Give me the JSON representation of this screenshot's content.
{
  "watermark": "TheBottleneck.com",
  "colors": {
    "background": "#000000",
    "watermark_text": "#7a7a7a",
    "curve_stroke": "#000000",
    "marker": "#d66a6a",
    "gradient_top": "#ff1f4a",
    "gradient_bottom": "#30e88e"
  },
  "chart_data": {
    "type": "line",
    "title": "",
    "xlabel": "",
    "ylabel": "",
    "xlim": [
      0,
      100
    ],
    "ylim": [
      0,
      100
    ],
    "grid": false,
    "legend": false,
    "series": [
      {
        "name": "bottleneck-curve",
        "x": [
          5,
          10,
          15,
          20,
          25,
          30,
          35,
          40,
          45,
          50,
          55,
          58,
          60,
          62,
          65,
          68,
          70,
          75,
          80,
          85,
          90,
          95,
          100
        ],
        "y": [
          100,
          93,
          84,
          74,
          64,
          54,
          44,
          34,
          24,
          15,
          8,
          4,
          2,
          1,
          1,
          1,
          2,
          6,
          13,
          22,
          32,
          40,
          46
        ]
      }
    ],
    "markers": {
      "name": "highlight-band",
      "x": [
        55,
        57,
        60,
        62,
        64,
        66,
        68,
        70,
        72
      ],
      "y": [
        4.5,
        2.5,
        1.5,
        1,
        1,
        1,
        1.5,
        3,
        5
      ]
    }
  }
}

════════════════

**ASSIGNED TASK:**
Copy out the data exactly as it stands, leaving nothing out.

**RESPONSE FOR THIS EXERCISE:**
Give me the JSON representation of this screenshot's content.
{
  "watermark": "TheBottleneck.com",
  "colors": {
    "background": "#000000",
    "watermark_text": "#7a7a7a",
    "curve_stroke": "#000000",
    "marker": "#d66a6a",
    "gradient_top": "#ff1f4a",
    "gradient_bottom": "#30e88e"
  },
  "chart_data": {
    "type": "line",
    "title": "",
    "xlabel": "",
    "ylabel": "",
    "xlim": [
      0,
      100
    ],
    "ylim": [
      0,
      100
    ],
    "grid": false,
    "legend": false,
    "series": [
      {
        "name": "bottleneck-curve",
        "x": [
          5,
          10,
          15,
          20,
          25,
          30,
          35,
          40,
          45,
          50,
          55,
          58,
          60,
          62,
          65,
          68,
          70,
          75,
          80,
          85,
          90,
          95,
          100
        ],
        "y": [
          100,
          93,
          84,
          74,
          64,
          54,
          44,
          34,
          24,
          15,
          8,
          4,
          2,
          1,
          1,
          1,
          2,
          6,
          13,
          22,
          32,
          40,
          46
        ]
      }
    ],
    "markers": {
      "name": "highlight-band",
      "x": [
        55,
        57,
        60,
        62,
        64,
        66,
        68,
        70,
        72
      ],
      "y": [
        4.5,
        2.5,
        1.5,
        1,
        1,
        1,
        1.5,
        3,
        5
      ]
    }
  }
}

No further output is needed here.